#### WHAT TO WORK ON:
The entries are to be repeated in full, without any change.
** Opening DATA SECTION block **
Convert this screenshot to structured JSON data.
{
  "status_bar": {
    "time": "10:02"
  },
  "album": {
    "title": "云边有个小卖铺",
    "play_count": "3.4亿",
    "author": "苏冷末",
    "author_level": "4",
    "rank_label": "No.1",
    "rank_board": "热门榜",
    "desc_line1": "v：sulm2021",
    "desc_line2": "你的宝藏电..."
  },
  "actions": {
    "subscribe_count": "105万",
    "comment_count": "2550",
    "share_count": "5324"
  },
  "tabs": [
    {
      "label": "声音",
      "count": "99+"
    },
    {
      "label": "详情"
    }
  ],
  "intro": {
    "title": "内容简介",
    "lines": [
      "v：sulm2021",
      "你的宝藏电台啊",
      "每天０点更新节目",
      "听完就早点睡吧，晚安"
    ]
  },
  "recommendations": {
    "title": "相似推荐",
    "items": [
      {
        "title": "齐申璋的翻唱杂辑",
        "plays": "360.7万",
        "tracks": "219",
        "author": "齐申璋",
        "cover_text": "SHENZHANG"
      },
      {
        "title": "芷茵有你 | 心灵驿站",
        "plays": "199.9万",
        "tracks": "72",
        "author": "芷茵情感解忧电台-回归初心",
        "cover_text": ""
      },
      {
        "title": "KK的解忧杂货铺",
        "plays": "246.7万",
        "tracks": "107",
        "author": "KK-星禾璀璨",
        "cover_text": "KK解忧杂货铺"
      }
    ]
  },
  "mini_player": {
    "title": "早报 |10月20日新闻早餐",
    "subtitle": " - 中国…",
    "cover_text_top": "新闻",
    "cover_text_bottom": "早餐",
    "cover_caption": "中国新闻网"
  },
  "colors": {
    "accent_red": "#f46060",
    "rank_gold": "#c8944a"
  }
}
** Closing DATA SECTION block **
#### FINAL ANSWER:
Convert this screenshot to structured JSON data.
{
  "status_bar": {
    "time": "10:02"
  },
  "album": {
    "title": "云边有个小卖铺",
    "play_count": "3.4亿",
    "author": "苏冷末",
    "author_level": "4",
    "rank_label": "No.1",
    "rank_board": "热门榜",
    "desc_line1": "v：sulm2021",
    "desc_line2": "你的宝藏电..."
  },
  "actions": {
    "subscribe_count": "105万",
    "comment_count": "2550",
    "share_count": "5324"
  },
  "tabs": [
    {
      "label": "声音",
      "count": "99+"
    },
    {
      "label": "详情"
    }
  ],
  "intro": {
    "title": "内容简介",
    "lines": [
      "v：sulm2021",
      "你的宝藏电台啊",
      "每天０点更新节目",
      "听完就早点睡吧，晚安"
    ]
  },
  "recommendations": {
    "title": "相似推荐",
    "items": [
      {
        "title": "齐申璋的翻唱杂辑",
        "plays": "360.7万",
        "tracks": "219",
        "author": "齐申璋",
        "cover_text": "SHENZHANG"
      },
      {
        "title": "芷茵有你 | 心灵驿站",
        "plays": "199.9万",
        "tracks": "72",
        "author": "芷茵情感解忧电台-回归初心",
        "cover_text": ""
      },
      {
        "title": "KK的解忧杂货铺",
        "plays": "246.7万",
        "tracks": "107",
        "author": "KK-星禾璀璨",
        "cover_text": "KK解忧杂货铺"
      }
    ]
  },
  "mini_player": {
    "title": "早报 |10月20日新闻早餐",
    "subtitle": " - 中国…",
    "cover_text_top": "新闻",
    "cover_text_bottom": "早餐",
    "cover_caption": "中国新闻网"
  },
  "colors": {
    "accent_red": "#f46060",
    "rank_gold": "#c8944a"
  }
}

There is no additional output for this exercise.